In the year of 2039, after World Wars destroy much of the civilization as we know it, territories are no longer run by governments, but by corporations; the mightiest of which is the Mishima Zaibatsu. In order to placate the seething masses of this dystopia, Mishima sponsors Tekken, a tournament in which fighters battle until only one is left standing.
It is the 1960s. Two Maori families, the Mahanas and the Poatas, make a living shearing sheep on the east coast of New Zealand. The two clans, who are bitter enemies, face each other as rivals at the annual sheep shearing competitions. Simeon is a 14-year-old scion of the Mahana clan. A courageous schoolboy, he rebels against his authoritarian grandfather Tamihana and his traditional ways of thinking and begins to unravel the reasons for the long-standing feud between the two families. Before long, the hierarchies and established structures of the community are in disarray because Tamihana, who is as stubborn as he is proud, is not prepared to acquiesce and pursue new paths.
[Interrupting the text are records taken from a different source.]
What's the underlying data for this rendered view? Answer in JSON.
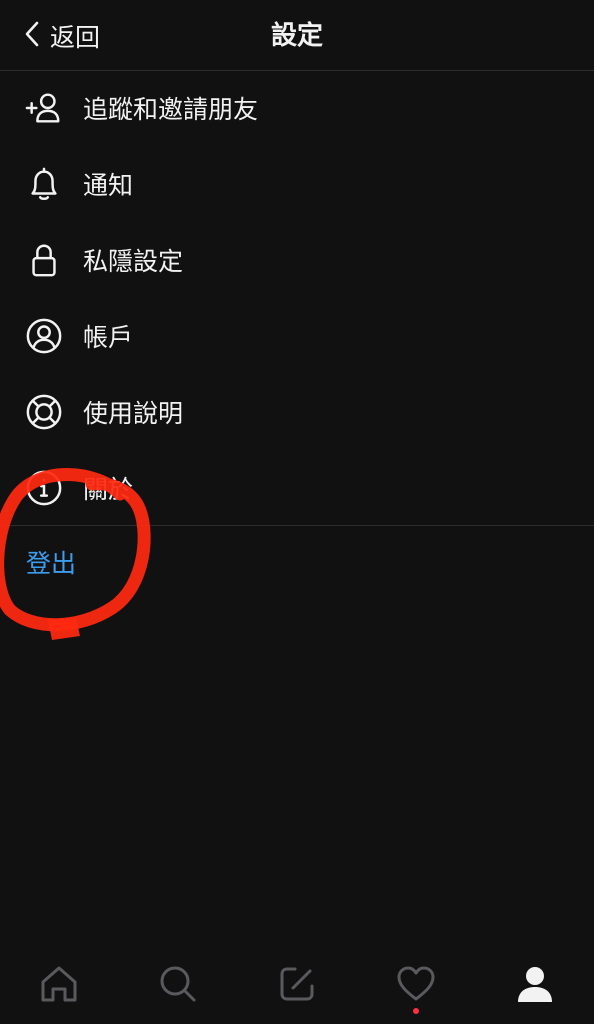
{
  "header": {
    "back_label": "返回",
    "title": "設定"
  },
  "menu": {
    "items": [
      {
        "label": "追蹤和邀請朋友",
        "icon": "add-person-icon"
      },
      {
        "label": "通知",
        "icon": "bell-icon"
      },
      {
        "label": "私隱設定",
        "icon": "lock-icon"
      },
      {
        "label": "帳戶",
        "icon": "account-circle-icon"
      },
      {
        "label": "使用說明",
        "icon": "lifebuoy-icon"
      },
      {
        "label": "關於",
        "icon": "info-icon"
      }
    ]
  },
  "logout": {
    "label": "登出"
  },
  "tabbar": {
    "tabs": [
      {
        "icon": "home-icon",
        "active": false
      },
      {
        "icon": "search-icon",
        "active": false
      },
      {
        "icon": "new-post-icon",
        "active": false
      },
      {
        "icon": "heart-icon",
        "active": false,
        "notification": true
      },
      {
        "icon": "profile-icon",
        "active": true
      }
    ]
  },
  "colors": {
    "background": "#111112",
    "text": "#f2f2f2",
    "accent": "#3b9df0",
    "annotation": "#ff2a10",
    "notification_dot": "#ff3040"
  }
}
Billy Hayes is caught attempting to smuggle drugs out of Turkey. The Turkish courts decide to make an example of him, sentencing him to more than 30 years in prison. Hayes has two opportunities for release: the appeals made by his lawyer, his family, and the American government, or the “Midnight Express”.